Simply reading the title of this blog may elicit a plethora of emotions and expectations. Reading it knowing that this will be the first Mother’s Day I celebrate without my mom, may make some cringe and think, “Oh boy, another post about death and darkness.” I’m not feeling one way or the other about Mother’s Day this year, and maybe it’s because I’ve never been one to fully engage in what I once heard described as “Hallmark Holidays.”
A few years ago, I read an excellent blog post by Anne Lamott about Mother’s Day (Salon, 2010) and I revisited it again yesterday on the advice of a friend. Anne Lamott did not raise her son to celebrate Mother’s Day. I wish I had that insight when my kids were young, but I was too hung up on cultural norms and guilt and control. I expected my husband to perform, when the kids were too small, and make sure the kids got me a present, blah, blah blah.
I am a mother of two incredible children, but what does that mean – being a mother? Does that mean I should never leave them alone with any one that isn’t related until they are old enough to tell me if anything bad happened? Does that mean I should sacrifice things I may enjoy to be a stay at home mom? Does it mean I should put all my needs on hold while parenting my children? Does it mean I should attend every game, recital, parent visiting day at school, etc.? Well yes and no. It depends.
What if staying home with my kids makes me angry and resentful? What if finding a balance between work and home brings me peace? What if I find safe, nurturing people who enjoy being with kids 8 hours a day while I do things that make me feel confident and darn good about myself? Does this make me unworthy of Mother’s Day cards? Am I the reason the current generation is so self-centered and out of control? (As most generations feel about the younger one). Or am I simply a human being who doesn’t meet the expectations of those sickening verses on Mother’s Day cards?
My sister and I used to hate picking out Mother’s Day cards – okay maybe we didn’t hate it because we used our humor to help us through. We made fun of them and made up what a true verse would sound like coming from our family. It was difficult to find a card that was true; our childhood was not rainbows and cupcakes, but we loved and admired our mom for many things. However we didn’t love and admire her for any of the things that are written about in those verses. I don’t remember my mom being around much when I was younger. My mom struggled with many issues – and I bet a big one was trying to live up to the societal norms of motherhood – and boy oh boy – I think that one can really mess with you.

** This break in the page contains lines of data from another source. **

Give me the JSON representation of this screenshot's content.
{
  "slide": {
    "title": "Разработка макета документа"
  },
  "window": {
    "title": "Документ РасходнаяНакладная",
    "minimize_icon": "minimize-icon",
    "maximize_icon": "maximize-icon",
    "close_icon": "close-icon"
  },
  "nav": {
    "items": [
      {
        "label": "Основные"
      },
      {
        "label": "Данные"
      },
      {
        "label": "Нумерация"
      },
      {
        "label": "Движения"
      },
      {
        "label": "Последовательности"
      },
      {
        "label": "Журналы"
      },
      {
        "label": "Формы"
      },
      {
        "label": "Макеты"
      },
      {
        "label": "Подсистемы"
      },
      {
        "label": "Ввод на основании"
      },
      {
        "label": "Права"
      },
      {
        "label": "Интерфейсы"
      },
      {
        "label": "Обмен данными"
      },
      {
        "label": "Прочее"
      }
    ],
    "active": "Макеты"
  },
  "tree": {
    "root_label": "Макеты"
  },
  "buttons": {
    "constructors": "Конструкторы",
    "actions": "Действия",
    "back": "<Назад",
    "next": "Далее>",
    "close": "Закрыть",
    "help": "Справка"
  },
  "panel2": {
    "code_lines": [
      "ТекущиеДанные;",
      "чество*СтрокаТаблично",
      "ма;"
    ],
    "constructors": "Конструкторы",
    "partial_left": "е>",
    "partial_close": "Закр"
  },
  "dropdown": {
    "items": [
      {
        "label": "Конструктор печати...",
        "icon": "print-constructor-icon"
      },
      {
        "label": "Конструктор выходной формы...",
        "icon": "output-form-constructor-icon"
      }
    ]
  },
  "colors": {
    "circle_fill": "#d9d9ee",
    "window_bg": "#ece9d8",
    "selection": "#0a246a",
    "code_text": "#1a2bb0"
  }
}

My mom and I lived together as adults; she lived with me and my family. Ninety percent of those 13 years were just fine. The last few were very, very, very difficult. I went to therapy during those years, and I remember one of my first sessions complaining about the stress in the home and saying, “I would never ask my mom to leave!” My therapist responded with something like, “That sounds like a really dangerous and unhealthy statement.” I had this Mother’s Day verse mentality. She did not tell me to kick my mom out, but she pointed out to me that in some homes, it just doesn’t work. If my mom got too sick or mentally ill, or if the tension just got to be too much, I would of course need to look at other options. Once I created some space away from the Mother’s Day verse, I was able to exhale and see how difficult and tense this Mother/Daughter Dance had become. I was then able to be kind (most of the time), lower my expectations, ask others for help, and most importantly: not feel guilty about it being so damn difficult sometimes.
It feels good to throw off the old ideas I carried for so long. Not just about Mother’s Day, but Valentine’s Day, our Wedding Anniversary, even big ones like Christmas or birthdays. I am turning 50 in a few months, and I am throwing my own party! It won’t make me feel any more or less loved or valued if you do it for me! Just like tomorrow – Mother’s Day – doesn’t mean I need to sit in a chair with my feet up – that would just feel stupid to me. Being a Mother means I birthed a child – if you didn’t – it shouldn’t make you any more or less valuable than me. In fact – having a special day just comes with baggage about how I’m supposed to act, and it gets in the way of the true me, and for me, it gets in the way of true joy.
One disclaimer: if you are a mom and feel good about being with your kids 24/7 – that is awesome for you, but not for everyone. Maybe this is just my issue, but I feel a lot of times we moms are posturing to be close to others that are just like us so that we can judge the ones that are different. Not all families need the same things emotionally. Not all kids need to be parented the same way. Not all couples need the same things for their relationships to be successful. It’s okay. It’s okay. (I say this twice as a mantra for myself). There isn’t a template for human relationships – it always all depends.
One of the best things about being a mom – is finally letting my mom off the hook. Finally realizing that those silly storybook or Hollywood or Leave It to Beaver moms where not REAL. I am not a perfect mom – nor do I want my kids to see me as perfect for that may set up some sickness in them to go out and be perfect. We are all raised by human beings and I have yet to meet one that is perfect. Real moms come with baggage . . . and personalty. The personality is what brings me joy. I laughed so hard with my mom at times that I cried. She was a goof, and I loved her. I can’t fit her into a verse on a Mother’s Day card. I certainly will take some time tomorrow to remember her, and miss her, but guess what, I kind of do that everyday.